Shortstop has big shoes to fill
BENTON – Benton Panthers senior shortstop Brooks Balisterri signed a letter of intent to play for former Panthers’ pitcher, now major-league ace, Cliff Lee’s first college before becoming an Arkansas Razorback. Balisterri signed with the Meridian Eagles out of Meridian, Miss., the heart of SEC country, on Wednesday at Benton Arena and hopes his path becomes similar to Lee’s.
“We are very excited to have a solid player like Brooks joining our program,” Eagles Coach Chris Curry (Conway) said in a release. “Having played at the same high school as Cliff Lee, he understands what it means to be an Eagle and compete on a championship level. We expect him to make an immediate impact in our program and are excited about his gritty, hard-nosed style of play. He comes from a first class family and his dad Mark has coached him well.”
“Watching him grow up his whole life playing baseball,” Benton baseball coach and father Mark Balisterri began, “Meridian is a top-notch junior college, he’s got a great opportunity to continue his baseball career and play at a place he can get seen.”
The elder Balisterri said he wanted Brooks to have the opportunity to be coached by someone else and said his son has a great work ethic.
“Brooks is a hard-working kid,” he said. “He’s a sponge. I always talk to him about taking stuff in his brain and keep it in there like a sponge and that’s what he does, and that’s why he’s been able to elevate his game to where he can play on the next level.”
Coach Balisterri mentioned that it’s tough being a coaches’ kid because of the seeming favoritism, but that his starting shortstop since his sophomore year has played above and beyond par as his leadoff hitter.
“He made it easy on me as his coach,” Balisterri said. “He performs when he is on the field. I didn’t have to answer any questions. He proved that he deserved to be on the field.”
Indeed the younger Balisterri did perform. He was second on the team with a .425 batting average and led the Panthers with 41 runs and 12 doubles, adding a home run, 16 RBIs and two triples.
“I just want to say thanks to everybody showing up,” the younger Balisterri said in front of a packed Benton Arena lobby. “It means a lot. I couldn’t do this by myself. Teammates, ya’ll are like family to me. I appreciate what everyone’s done. My sister [Bailey], she puts a lot of time into watching me play and I don’t know if you know I appreciate it, but I do.”

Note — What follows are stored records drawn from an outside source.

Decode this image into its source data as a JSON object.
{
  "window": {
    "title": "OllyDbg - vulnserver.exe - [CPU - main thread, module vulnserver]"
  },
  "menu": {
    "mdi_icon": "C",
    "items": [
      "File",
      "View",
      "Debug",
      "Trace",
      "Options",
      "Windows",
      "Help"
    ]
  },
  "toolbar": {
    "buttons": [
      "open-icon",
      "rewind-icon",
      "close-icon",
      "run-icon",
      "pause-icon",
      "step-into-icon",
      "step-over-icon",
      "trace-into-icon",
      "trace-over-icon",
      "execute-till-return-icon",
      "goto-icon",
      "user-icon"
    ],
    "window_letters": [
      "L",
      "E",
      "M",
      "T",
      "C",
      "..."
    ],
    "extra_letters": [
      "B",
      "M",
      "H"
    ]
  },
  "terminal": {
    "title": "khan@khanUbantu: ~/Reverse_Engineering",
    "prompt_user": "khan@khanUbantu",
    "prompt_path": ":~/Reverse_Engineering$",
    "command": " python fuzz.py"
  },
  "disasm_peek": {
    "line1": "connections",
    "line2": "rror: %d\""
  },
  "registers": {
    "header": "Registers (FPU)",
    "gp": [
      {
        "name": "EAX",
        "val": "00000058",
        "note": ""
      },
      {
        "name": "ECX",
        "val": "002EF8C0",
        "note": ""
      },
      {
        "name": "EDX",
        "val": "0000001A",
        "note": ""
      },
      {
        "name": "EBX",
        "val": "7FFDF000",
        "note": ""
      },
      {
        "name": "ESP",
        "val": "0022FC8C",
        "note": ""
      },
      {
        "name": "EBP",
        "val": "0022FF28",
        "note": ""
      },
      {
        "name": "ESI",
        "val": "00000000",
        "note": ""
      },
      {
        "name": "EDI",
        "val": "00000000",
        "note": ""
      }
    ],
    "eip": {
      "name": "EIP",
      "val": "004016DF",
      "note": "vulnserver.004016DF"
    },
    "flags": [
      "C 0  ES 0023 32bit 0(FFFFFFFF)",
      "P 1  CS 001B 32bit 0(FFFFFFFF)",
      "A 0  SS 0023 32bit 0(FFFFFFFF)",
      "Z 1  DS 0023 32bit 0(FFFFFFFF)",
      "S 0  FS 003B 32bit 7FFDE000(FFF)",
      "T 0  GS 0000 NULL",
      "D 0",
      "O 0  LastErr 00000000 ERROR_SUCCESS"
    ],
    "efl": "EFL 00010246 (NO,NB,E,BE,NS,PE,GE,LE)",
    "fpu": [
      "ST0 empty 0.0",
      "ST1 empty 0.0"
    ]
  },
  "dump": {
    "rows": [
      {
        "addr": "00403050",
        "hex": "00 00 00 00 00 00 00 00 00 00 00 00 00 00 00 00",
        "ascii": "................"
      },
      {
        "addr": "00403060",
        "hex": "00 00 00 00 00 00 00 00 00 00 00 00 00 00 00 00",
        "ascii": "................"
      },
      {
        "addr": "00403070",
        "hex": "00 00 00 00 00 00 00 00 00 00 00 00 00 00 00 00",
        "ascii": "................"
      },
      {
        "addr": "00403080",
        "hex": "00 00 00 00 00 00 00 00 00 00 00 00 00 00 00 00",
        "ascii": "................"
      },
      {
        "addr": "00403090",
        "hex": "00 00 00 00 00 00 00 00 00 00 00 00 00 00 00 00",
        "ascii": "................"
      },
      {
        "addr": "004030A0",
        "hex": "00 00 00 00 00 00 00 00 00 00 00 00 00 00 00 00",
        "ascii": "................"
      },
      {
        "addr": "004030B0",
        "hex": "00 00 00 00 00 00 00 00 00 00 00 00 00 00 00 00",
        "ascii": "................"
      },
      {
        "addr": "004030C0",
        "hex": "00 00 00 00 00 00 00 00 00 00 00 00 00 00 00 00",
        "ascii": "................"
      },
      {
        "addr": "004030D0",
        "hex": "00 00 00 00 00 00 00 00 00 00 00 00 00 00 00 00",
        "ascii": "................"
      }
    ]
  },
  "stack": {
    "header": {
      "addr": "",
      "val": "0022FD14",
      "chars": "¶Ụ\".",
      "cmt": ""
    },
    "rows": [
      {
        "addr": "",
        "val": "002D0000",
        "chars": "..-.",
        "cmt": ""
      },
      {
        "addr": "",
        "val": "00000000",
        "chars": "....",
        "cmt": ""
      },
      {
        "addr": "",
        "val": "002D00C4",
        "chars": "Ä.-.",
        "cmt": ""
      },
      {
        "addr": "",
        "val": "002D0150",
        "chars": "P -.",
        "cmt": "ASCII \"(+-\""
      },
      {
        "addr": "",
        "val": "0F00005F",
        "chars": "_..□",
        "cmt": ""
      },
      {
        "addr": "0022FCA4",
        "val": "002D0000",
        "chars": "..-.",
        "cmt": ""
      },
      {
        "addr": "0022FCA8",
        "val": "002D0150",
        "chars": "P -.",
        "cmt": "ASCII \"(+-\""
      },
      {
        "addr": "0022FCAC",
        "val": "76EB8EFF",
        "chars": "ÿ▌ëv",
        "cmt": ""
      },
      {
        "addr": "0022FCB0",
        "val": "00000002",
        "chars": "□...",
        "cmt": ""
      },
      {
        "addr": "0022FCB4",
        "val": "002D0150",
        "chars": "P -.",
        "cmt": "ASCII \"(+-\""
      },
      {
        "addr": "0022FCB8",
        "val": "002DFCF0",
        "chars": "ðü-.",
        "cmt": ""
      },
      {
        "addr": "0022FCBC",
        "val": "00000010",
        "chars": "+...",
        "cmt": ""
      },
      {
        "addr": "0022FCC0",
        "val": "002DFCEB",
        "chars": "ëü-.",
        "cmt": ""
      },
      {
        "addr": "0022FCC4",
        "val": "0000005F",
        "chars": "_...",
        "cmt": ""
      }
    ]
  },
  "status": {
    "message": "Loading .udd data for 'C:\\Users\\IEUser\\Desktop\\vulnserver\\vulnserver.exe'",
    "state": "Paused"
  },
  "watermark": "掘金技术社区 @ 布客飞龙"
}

Meridian is within two and a half hours of six SEC schools, and the Eagles have been to seven Junior College World Series since 1993 and have won 11 Miss-Lou Conference Championships in an 18-year span, its most recent coming in 2010.
“He’s getting an opportunity to play at a junior college that is regarded as one of the top junior colleges in the nation,” Coach Balisterri said. “It’s a great place to play baseball. It’s in the South where it’s warm. He’s going to play in Florida quite a bit so it’s going to be a lot of fun.
“Very proud of him; proud of him as a coach and proud of him as a father, and we’re looking for him to do big things there and hopefully move on to an SEC school.
Balisterri said he expects big things from Brooks – who was an all-conference receiver for the Benton football team – with the Eagles, but he has unfinished business in helping with the Panthers’ state championship hopes. Last year, the Panthers were taken out of the playoffs in the state quarterfinals against Mountain Home.
“It’s been a fun ride, but it ain’t over,” the elder Balisterri said to his son. “We expect you to do big things at Meridian, but we want you to understand that you have some big things to do here. This team this year, we have a chance to do some special things.”
Coach Balisterri said since he has been Benton’s coach in 1995, there have been over 60 Panthers sign to play college baseball and that it has been an honor to have any players play at the next level, but it’s a little different this time around.
“It’s an even bigger honor to have your son have an opportunity,” the coach said tearing up.
Assistant Panthers’ baseball coach Rusty Davis said it wasn’t surprising that Brooks was getting this opportunity.
“He’s getting what he deserves,” Davis said. “He’s a hard worker. He eats [baseball], sleeps it, breathes it; it’s everything. He’s worked his whole life for this moment and he’s got a great opportunity to not only further his playing career, but his education.”
Coach Balisterri joked that Brooks has some big shoes to fill because the last player to play at Meridian from Benton was Cliff Lee.
“I’m not putting any pressure on you Brooks,” the coach said, “but the last person that went to Meridian that came from Benton is worth about $140 million right now.
“I’m looking forward to doing some major traveling to go watch him play because it’s six hours away. You may not see me hanging around the office a whole lot after a ballgame because I’m probably going to jump in a vehicle and head that way.”
But first, the Panthers’ shortstop has a lot to do before he moves on to his college playing days, and he’s ready for the coming high school season.
“I’m real excited about this year,” the younger Balisterri said. “I’ve grown up with a lot of people playing ball and I’m going out playing with all ya’ll,” he said of his teammates. “I hope that ya’ll get experience the same thing I am right now. It’s and awesome feeling and I just want to say thanks. It means the world.”